Website and app data records
┏━━
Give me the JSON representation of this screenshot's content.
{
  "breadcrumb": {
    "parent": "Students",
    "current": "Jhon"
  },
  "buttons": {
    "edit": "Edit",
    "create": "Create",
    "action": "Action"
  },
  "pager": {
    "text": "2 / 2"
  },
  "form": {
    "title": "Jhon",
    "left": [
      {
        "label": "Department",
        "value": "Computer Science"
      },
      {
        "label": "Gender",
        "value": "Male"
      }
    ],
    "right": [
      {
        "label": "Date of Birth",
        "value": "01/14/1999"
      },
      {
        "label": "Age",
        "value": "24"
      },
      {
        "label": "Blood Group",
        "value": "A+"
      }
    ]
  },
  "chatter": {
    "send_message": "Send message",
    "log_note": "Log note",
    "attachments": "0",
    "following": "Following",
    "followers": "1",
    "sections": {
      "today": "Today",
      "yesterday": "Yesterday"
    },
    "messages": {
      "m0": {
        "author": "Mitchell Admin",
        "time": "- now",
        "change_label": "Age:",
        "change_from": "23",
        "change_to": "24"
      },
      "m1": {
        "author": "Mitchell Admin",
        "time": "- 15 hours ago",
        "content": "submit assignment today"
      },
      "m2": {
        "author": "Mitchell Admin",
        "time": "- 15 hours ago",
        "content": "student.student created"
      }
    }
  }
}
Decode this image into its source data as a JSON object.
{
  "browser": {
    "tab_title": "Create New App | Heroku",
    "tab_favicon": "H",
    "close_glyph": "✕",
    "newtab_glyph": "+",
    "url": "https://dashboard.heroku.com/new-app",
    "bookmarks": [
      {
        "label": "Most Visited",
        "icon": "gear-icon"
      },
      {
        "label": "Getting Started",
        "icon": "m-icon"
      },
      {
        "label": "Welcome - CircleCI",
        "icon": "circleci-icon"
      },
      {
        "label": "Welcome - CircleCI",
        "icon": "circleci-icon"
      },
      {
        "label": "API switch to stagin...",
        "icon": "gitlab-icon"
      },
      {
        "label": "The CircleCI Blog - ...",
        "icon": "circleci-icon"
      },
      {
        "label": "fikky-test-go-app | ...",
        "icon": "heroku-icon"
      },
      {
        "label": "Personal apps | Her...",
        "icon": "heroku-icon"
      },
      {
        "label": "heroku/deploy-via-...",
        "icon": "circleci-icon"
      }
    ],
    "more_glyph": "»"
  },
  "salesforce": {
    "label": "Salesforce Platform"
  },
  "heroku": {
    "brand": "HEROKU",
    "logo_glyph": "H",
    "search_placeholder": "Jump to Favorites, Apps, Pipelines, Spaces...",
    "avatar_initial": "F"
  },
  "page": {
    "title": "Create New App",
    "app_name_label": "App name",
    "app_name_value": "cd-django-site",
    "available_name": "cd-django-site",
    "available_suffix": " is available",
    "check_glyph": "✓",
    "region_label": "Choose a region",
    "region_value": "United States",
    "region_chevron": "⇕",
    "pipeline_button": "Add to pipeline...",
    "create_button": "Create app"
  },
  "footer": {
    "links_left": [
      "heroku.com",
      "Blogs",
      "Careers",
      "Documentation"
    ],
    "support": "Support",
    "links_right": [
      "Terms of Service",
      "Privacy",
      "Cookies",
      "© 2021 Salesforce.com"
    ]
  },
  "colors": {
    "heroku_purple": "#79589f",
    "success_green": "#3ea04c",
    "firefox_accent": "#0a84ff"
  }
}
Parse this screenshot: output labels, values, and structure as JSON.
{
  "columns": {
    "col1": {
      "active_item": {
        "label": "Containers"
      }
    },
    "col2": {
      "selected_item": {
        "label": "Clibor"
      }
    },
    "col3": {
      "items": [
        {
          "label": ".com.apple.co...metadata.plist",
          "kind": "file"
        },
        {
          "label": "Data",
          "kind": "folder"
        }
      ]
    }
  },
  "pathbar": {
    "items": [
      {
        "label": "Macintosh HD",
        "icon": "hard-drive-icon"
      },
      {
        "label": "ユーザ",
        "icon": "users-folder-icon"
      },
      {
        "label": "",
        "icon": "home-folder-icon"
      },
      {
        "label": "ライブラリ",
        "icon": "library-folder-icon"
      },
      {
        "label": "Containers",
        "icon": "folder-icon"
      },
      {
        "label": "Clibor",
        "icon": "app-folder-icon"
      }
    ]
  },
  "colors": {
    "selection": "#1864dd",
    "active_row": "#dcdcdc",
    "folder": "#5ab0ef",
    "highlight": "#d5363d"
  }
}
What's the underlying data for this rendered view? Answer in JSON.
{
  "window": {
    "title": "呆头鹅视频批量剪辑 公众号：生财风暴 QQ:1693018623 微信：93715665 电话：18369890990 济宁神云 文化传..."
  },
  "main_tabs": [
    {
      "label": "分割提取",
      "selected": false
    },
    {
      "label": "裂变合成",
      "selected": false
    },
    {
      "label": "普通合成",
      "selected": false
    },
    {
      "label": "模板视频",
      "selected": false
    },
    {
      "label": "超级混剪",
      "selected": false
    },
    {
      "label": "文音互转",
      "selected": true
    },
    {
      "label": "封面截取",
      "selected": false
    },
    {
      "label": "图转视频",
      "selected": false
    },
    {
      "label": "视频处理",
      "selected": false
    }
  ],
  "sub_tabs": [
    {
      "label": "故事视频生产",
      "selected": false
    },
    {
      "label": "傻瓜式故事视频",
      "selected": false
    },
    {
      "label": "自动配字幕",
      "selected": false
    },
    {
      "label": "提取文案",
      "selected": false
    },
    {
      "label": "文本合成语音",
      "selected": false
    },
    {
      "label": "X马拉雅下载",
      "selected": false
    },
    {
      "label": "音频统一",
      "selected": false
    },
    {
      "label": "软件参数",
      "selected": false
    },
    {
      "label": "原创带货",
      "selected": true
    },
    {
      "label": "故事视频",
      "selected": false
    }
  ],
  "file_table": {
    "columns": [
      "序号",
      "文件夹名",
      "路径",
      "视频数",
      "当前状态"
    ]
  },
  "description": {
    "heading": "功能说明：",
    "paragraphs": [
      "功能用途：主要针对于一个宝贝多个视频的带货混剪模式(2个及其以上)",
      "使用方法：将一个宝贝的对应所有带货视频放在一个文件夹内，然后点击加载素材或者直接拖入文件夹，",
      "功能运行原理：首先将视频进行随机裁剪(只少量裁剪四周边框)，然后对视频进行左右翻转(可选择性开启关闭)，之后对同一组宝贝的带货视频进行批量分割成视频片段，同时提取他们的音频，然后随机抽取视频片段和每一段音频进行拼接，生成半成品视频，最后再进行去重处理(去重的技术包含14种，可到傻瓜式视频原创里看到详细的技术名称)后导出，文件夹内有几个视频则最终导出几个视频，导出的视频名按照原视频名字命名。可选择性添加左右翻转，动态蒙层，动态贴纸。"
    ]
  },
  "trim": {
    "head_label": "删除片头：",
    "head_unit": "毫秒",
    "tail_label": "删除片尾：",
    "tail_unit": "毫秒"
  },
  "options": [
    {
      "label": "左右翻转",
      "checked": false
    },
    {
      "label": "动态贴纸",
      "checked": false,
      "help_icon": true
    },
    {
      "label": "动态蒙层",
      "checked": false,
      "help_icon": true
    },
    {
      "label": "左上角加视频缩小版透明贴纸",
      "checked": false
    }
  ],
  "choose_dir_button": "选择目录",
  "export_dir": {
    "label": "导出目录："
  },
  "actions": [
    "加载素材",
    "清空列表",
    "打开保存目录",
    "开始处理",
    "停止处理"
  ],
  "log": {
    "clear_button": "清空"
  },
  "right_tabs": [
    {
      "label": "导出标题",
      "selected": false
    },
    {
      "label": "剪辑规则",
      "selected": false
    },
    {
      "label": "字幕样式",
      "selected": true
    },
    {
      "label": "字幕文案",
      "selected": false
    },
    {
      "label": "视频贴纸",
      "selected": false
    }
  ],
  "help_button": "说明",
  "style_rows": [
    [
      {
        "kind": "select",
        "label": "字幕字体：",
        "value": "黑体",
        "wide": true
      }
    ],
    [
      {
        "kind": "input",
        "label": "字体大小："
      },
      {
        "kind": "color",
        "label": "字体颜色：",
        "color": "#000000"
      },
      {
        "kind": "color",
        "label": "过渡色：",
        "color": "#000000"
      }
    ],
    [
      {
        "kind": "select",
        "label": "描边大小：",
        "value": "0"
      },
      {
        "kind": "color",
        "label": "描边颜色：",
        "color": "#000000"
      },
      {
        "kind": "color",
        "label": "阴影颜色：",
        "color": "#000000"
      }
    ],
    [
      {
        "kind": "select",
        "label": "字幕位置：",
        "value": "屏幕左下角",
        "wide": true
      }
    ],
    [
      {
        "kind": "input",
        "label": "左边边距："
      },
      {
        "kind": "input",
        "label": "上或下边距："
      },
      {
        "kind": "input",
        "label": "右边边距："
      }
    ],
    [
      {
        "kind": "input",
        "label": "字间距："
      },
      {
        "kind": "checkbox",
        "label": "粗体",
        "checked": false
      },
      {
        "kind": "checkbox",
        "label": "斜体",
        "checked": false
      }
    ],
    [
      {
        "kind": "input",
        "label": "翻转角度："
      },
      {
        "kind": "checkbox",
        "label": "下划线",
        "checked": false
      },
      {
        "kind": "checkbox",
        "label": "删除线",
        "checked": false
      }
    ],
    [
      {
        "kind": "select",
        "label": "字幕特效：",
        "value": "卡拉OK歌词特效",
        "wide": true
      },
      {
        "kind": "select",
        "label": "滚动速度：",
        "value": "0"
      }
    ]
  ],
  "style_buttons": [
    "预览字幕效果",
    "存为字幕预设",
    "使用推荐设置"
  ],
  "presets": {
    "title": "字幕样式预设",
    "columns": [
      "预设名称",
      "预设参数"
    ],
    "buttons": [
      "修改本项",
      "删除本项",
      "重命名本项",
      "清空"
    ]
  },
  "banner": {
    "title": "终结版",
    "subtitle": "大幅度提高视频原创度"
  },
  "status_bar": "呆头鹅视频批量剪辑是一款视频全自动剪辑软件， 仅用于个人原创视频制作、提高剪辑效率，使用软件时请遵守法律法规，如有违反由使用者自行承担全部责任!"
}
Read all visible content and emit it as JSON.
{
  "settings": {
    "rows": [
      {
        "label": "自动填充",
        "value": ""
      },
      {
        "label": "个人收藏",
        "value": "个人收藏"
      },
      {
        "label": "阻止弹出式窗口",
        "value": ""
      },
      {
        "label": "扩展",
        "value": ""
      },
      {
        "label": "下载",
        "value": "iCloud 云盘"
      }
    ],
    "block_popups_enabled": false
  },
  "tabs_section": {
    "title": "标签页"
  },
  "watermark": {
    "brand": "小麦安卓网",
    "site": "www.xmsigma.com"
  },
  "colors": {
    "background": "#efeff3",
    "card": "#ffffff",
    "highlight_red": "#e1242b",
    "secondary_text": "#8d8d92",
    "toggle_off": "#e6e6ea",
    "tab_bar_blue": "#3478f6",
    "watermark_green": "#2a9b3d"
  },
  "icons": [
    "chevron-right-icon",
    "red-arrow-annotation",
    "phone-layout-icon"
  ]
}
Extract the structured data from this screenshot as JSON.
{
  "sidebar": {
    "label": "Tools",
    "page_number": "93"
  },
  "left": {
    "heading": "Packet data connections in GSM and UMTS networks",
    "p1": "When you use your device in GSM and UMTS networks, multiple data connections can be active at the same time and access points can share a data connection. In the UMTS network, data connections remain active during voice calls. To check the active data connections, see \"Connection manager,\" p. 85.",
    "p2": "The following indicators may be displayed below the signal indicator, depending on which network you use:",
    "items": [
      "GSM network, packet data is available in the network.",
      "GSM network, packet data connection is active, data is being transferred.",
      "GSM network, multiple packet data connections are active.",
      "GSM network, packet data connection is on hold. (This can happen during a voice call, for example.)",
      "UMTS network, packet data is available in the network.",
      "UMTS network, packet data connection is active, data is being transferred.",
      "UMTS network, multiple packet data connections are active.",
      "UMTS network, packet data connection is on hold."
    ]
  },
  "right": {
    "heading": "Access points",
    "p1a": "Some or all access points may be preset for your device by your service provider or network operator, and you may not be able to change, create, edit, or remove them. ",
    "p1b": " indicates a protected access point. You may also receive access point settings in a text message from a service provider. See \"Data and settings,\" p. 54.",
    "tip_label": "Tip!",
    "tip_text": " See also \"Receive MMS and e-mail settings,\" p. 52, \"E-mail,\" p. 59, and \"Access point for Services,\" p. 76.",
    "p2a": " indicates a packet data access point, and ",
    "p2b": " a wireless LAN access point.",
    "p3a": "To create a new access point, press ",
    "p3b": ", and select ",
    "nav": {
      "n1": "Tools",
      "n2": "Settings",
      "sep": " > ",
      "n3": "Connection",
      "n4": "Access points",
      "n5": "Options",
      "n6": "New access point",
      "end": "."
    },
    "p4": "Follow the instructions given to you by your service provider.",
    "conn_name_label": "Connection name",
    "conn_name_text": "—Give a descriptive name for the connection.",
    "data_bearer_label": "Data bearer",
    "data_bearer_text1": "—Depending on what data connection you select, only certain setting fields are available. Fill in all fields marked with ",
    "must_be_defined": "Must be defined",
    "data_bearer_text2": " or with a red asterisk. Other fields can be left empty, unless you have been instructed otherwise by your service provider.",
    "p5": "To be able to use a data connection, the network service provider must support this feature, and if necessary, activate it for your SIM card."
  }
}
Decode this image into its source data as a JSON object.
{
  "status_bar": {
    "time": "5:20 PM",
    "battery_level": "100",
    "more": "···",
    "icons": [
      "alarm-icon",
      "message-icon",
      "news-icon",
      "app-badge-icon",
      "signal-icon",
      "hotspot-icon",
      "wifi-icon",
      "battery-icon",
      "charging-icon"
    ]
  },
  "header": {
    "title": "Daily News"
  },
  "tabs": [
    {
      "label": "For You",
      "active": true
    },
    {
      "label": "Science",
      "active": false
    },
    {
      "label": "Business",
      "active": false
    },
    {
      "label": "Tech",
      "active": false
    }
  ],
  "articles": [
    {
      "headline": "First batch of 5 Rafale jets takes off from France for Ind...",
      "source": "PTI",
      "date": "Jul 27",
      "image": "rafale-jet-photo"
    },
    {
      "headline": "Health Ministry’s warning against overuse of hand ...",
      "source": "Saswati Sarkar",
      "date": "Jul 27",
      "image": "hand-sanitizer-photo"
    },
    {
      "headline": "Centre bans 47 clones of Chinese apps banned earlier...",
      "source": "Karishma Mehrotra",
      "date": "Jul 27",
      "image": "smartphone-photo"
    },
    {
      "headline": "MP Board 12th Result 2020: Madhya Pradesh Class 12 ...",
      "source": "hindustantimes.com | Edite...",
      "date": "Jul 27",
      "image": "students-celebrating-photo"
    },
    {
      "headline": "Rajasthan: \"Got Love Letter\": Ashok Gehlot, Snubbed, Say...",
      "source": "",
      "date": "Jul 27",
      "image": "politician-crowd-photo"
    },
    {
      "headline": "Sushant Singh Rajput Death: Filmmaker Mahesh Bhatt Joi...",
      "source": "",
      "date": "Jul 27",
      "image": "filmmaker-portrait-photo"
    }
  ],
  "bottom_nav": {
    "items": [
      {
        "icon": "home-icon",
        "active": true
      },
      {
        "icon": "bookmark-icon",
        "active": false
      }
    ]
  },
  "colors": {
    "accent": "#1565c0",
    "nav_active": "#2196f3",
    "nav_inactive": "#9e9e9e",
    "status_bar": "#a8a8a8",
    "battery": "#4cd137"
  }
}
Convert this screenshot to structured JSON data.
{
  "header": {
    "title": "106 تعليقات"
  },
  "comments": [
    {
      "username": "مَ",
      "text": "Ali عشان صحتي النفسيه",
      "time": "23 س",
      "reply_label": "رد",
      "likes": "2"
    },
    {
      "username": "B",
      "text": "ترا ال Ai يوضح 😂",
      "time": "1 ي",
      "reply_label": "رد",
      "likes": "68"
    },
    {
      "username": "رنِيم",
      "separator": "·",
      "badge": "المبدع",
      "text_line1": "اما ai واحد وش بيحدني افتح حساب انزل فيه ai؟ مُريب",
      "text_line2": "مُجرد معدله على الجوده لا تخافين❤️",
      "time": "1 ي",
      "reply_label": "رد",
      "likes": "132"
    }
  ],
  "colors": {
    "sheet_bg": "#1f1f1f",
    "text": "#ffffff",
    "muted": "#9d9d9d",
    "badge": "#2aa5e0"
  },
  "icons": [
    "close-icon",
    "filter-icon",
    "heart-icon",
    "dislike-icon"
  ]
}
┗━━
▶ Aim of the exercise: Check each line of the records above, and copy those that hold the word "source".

▶ Result for this task:
Decode this image into its source data as a JSON object.
Decode this image into its source data as a JSON object.
      "source": "PTI",
      "source": "Saswati Sarkar",
      "source": "Karishma Mehrotra",
      "source": "hindustantimes.com | Edite...",
      "source": "",
      "source": "",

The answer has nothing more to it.